Before lockdown, Fiona Liddell was performing with a range of acts across the country. When the pandemic cut this short, she found solace in her older music and taking the time to strip them down to their essence. Her new album The Lockdown Session is a collection of 8 original songs which have been taken back to their intimate core. We sat down with Fiona Liddell to talk about the album, her inspiration, music and much more!
OSR: How did you first become interesting in making music?
Liddell: When I was growing up, my parents and I would sing along to tapes in the car on long drives. We listened to some great albums by female singer-songwriters such as Shawn Colvin, Mary Chapin Carpenter and Aimee Mann. My dad eventually taught me a guitar and, inspired by the songs that were my childhood soundtrack, I started to write and perform my own material when I was about twelve.
OSR: Your album The Lockdown Session features Sam Thorne, how did you decide to collaborate on this album?
Liddell: Before lockdown, I had been working on some electronic tracks, one of which was selected for a compilation album of Leith artists.
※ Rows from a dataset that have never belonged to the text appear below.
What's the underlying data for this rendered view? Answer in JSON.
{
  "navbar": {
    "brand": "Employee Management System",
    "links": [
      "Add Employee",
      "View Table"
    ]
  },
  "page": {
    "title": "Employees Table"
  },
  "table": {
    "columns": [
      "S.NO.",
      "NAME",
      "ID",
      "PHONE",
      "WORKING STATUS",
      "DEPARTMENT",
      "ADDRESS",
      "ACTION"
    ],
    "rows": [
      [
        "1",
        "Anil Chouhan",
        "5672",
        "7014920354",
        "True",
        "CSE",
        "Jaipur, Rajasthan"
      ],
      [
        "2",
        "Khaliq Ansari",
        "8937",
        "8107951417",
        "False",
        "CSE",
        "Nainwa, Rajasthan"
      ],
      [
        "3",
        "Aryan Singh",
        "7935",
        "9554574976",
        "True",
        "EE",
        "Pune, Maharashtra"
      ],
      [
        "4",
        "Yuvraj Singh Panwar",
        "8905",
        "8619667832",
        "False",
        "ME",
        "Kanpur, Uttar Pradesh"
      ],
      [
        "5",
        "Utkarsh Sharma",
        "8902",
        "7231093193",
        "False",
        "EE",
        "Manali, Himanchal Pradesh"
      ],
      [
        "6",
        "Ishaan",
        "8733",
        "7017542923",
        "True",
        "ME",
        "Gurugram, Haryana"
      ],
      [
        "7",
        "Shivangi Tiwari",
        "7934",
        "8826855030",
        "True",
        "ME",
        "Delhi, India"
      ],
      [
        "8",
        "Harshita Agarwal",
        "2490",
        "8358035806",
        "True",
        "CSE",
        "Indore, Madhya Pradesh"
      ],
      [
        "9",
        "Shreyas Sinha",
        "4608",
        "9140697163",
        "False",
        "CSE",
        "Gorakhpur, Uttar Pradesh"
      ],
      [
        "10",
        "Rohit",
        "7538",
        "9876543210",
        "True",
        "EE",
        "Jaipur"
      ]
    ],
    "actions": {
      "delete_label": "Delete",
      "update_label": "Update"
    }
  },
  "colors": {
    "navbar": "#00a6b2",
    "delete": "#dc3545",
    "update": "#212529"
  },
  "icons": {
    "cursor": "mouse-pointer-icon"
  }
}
The organiser of this CD had hoped to host a gig of all the featured musicians. When that sadly couldn’t happen, she invited me to host a live stream gig instead.
My instinct was to decline. Despite performing in public as a teenager, once I started university I lost confidence in my original songs. I compared myself to the other music students who seemed to me to have more developed songwriting skills. When I mentioned the possible gig to my husband (Sam Thorne) and my intention to refuse, he encouraged me that we could revisit some of these older songs of mine and rework them with piano. He’s always been my biggest supporter, and it’s really down to him that I had the confidence to perform the live stream!
OSR: What was the inspiration behind The Lockdown Session?
Liddell: I was inspired to perform the live stream and to release the subsequent live album by the hope that I could bring some of the excitement of live music back into people’s lives. Like most musicians, I haven’t had a gig since March, and I was missing it terribly. This live stream was a chance not only to get that performing buzz back but to finally release these original songs into the world after ten years of writing.
OSR: Are there any tracks on the album that hold a special place for you?
Liddell: ‘Raised’ is a particular favourite of mine because I wrote it when I was about fourteen. It was my first instance of writing a song and feeling excited about what I’d come up with. The song has come a long way since its initial incarnation, but the melody and lyrics remain the same. ‘Screen Time’ is my most recent song and you can hear the stark difference in lyrical content and chord progression. What a difference a decade makes!
OSR: As you recorded the album at home, what was the biggest challenge you had to overcome?
Liddell: The hardest part about recording the album at home was trying to work out the easiest set up so that we could have the live feed and the recording happening at the same time without too much lag. I spent the whole gig praying that nothing crashed! Luckily, a few of my musician mates gave me advice from live streams they had previously done and recommended a few programmes to help smooth out the sometimes volatile process of live streaming.
OSR: How nervous were you to release your first live album of original material?
Liddell: Extremely! Despite weeks of rehearsal and positive feedback from the gig, I was so nervous that I couldn’t even bring myself to listen back to the audio. I was convinced that all of the doubts that had festered since university would be reaffirmed worse than ever. Luckily, in the end, I was pleasantly surprised! Backed by my husband’s wonderfully fluid piano playing, the songs sprang to life anew. I was very proud of what we’d created and I was happy to release it for people to enjoy.
OSR: How different is it to release your own music compared to performing with other bands and projects?
Liddell: It’s a huge difference! There’s much less on the line for me as a violinist or backing singer for another musician. I was very used to hiding from the spotlight! As lead singer for a wedding band, I have never really felt nervous that people won’t enjoy our performance or leave not having felt entertained. I feel a great deal more insecure with releasing or performing my own material. After this live album, I’ve regained the confidence I had as a teenager in my ability as a songwriter.
OSR: What is the one thing you would like people to take away from this album?
Liddell: I’d like people to listen to the album and leave it with hope that live music will be back in our lives soon. The album’s success proves that you don’t need a huge studio budget to release and record something. To that end, I hope it also inspires other people to create and release home-recorded material. Don’t do what I did and lock all your songs up in your head for ten years!
OSR: If you could collaborate with any artist from any time, who would it be and why?
Liddell: I would be honoured to have the chance to collaborate with Joni Mitchell. Her songwriting style has shaped my own along with countless other songwriters, particularly the songs on her album Court & Spark (1974). I love how you can see her songwriting style develop over the years and how you can hear her experiment with different genres of music.
OSR: What do you have planned for the next 12 months?
Liddell: I have a couple of other singles to release before the end of the year with my electronic band Gefahrgeist. The singles are both electronic versions of two of my favourite songs from the live album. It’s our debut release so we’re hoping to build a strong audience with them. ‘Graceless’ will be out in October and ‘Nukular’ will be out sometime in December. Next year, I’m hoping to record some more of my songs with a full band and release them as a short EP. Who knows? We might even be able to record them in a studio!